The open floor plan offers 2100 sq. ft. of living space, made larger with plenty of natural light from harbor-facing windows and a generous footprint that provides plenty of options for your personal feng shui.

Baltimore’s Wealth of Doctor Brains



Have you ever thought about just how many doctors there are in Baltimore? They’re everywhere — in the medical schools, in the research institutions, shopping at the grocery store. On the list of the states with the most doctors, Maryland ranks second in the nation (behind Massachusetts), with 281 docs per 100,000 people (nearly twice Mississippi’s rate, 159). It’s a lucky situation we find ourselves in, since the AMA is predicting a crucial physician shortage over the next decade.

Flavor Cupcakery— Winner of Fox 45’s Cupcake Battle!



catch of the day fish (2)Attention all lovers of cupcakes, pastries, and epic battles: Flavor Cupcakery has yet another feather in their spun-sugar cap. This past week, Flavor trounced the competition in Fox45’s Cupcake Battle. We’re not sure who makes these things official, or how one gets appointed to the high court of buttercream evaluators, but it certainly seems clear that whatever honors one can bestow upon a cupcake (or its creator) are well deserved by Flavor and its owner Shelley Stannard.Flavor2

Inspired Habitat: Zen and the Art of Home Decor



As we ring in the new year, most of us make a set of resolutions. To lose weight. Eat better. Live healthier. Get organized. De-stress. Finding tranquility and relaxation can seem like finding a needle in a haystack. A few simple concepts can transform any home into a haven of peace and relaxation. All it takes is a little zen.

Literally translated, zen simply means meditation. In décor terms, it means balance, harmony and relaxation. There isn’t a list of strict rules and design styles that mean “zen” though it is usually associated with a minimalist tendency, simplicity and purity of line.

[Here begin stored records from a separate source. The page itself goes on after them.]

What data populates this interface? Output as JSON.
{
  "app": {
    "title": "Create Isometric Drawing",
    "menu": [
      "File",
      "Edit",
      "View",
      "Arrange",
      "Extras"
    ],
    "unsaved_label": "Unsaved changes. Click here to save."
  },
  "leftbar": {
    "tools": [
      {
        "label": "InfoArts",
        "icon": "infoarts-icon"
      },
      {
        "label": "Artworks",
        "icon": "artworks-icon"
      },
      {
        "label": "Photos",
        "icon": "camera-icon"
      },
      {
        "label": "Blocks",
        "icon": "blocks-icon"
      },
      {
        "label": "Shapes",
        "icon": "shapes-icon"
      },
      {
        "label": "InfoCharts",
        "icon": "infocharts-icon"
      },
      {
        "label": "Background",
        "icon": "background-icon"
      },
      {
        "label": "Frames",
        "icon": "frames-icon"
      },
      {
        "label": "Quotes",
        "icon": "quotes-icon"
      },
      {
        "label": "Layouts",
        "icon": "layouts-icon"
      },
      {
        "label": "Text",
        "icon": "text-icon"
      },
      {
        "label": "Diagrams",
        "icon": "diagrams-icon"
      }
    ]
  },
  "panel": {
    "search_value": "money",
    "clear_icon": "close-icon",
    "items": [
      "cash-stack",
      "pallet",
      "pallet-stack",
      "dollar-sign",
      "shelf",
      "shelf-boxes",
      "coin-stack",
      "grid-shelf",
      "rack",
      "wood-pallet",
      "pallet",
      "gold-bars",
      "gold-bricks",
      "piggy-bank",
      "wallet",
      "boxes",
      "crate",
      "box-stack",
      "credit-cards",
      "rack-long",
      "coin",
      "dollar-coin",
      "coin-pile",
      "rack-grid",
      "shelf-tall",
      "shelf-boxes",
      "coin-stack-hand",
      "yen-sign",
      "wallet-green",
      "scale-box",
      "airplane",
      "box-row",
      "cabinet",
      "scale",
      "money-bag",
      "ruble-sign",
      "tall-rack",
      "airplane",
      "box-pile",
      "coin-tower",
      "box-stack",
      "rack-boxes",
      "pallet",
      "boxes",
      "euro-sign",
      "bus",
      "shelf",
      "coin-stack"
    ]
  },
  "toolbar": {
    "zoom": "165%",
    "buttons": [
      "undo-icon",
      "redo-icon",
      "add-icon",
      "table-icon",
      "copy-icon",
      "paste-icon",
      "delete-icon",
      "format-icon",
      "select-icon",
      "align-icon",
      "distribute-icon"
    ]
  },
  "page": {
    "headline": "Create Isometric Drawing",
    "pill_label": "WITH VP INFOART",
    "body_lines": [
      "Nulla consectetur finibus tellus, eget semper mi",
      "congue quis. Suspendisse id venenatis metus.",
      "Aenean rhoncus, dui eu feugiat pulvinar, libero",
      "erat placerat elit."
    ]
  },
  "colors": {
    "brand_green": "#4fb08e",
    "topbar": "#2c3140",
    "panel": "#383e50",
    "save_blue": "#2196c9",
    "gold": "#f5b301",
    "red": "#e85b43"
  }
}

It’s simply a way of arranging and decorating to create an atmosphere that combats stress. Sound good?